Unless Kindle readers can also accept other popular reading apps, I'd recommend getting something with android that can download from the Google play store.
 
Last edited:

Momma D

Well-Known Member
I have both the kindle fire and paper white from about 4-5 years ago. I started having occasional problems with both a few months ago. Nothing a quick restart didn't fix.
I like them both...the paper white for reading anywhere, and the fire for word games indoors. The glare on the fire doesn't lend itself for outdoors.
That said, I did get a new kindle e-reader on prime day because it was a great deal.
All of my kindles are 6" screens, though the new one seems bigger because the bezel is smaller. The page turn is much quicker on the new one, and it reads almost as well as the paper white.
It also is a bit smaller, and fits in my hand and in my purse with ease.
My son uses it to get library books for his daughter, with no problems.
I get the ads to save the few dollars, but all they consist of on the e-reader is a book recommendation when it wakes up. Found a few good books that way!
 

ReadyOrNot

Well-Known Member
I love my Paperwhite! I have thousands of books now, most of them free but some were 99 cents to 2.99 that I get through gospelebooks.net or lifeversebooks.org. I probably have more books now than I can read in my lifetime and I get a few more each week. I tend to download the books I’m sure I want to read directly on my kindle and the others I store directly on my Amazon cloud for perusal later.
 

Terry

Well-Known Member
I use my Paperwhite a lot. It is 5 years old and still holds a charge for weeks. My beach companion. I turn the wifi off unless I want to highlight and save or email a highlighted area.
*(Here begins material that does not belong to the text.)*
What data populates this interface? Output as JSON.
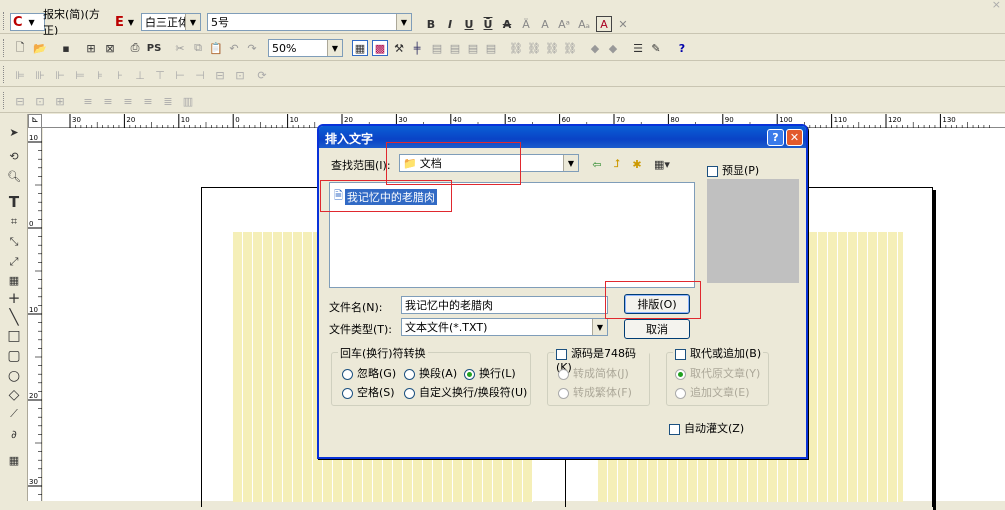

I use a program called Ultimate Epubsoft DRM removal to convert Kindle to any of the popular ebook formats and PDF when my book is DRM controlled. PDF is useful to send select small portions to send in emails regarding the subject at hand. My wife has a Kobo. Works fine too.
Some additional info on formats:
The "AZW" format is used for e-books that you buy at Amazon's Kindle Store. It is the preferred format to ensure maximum readability on the device. The format is proprietary and is actually a variant of the MOBI format, originally created by French company Mobipocket. Amazon purchased Mobipocket and adapted the format for use on the Kindle.

Other Native Formats
The Kindle can display some other e-book formats natively, which means these files can be loaded directly onto the device and read in the same manner as an AZW file. MOBI files and PRC files (a format used on the Palm) can be read if they do not contain Digital Rights Management (DRM) protection. DRM typically limits a book to a single reading device. In addition, the Kindle can handle plain text files (TXT) and Adobe's PDF format, although not all PDFs display well on the Kindle.
Available Through Conversion
Conversion typically involves sending a file to your Kindle email address. Amazon says it can convert HTML, DOC (a Microsoft Word file) and the graphic file formats JPEG, GIF, PNG and BMP. Some people are now using the Kindle to read scanned manga comics; a program called Mangle allows you to convert manga if scanned to one of the graphic file formats supported on the Kindle.

I can verify that my Kindle does not work well with most PDF files.
 
Top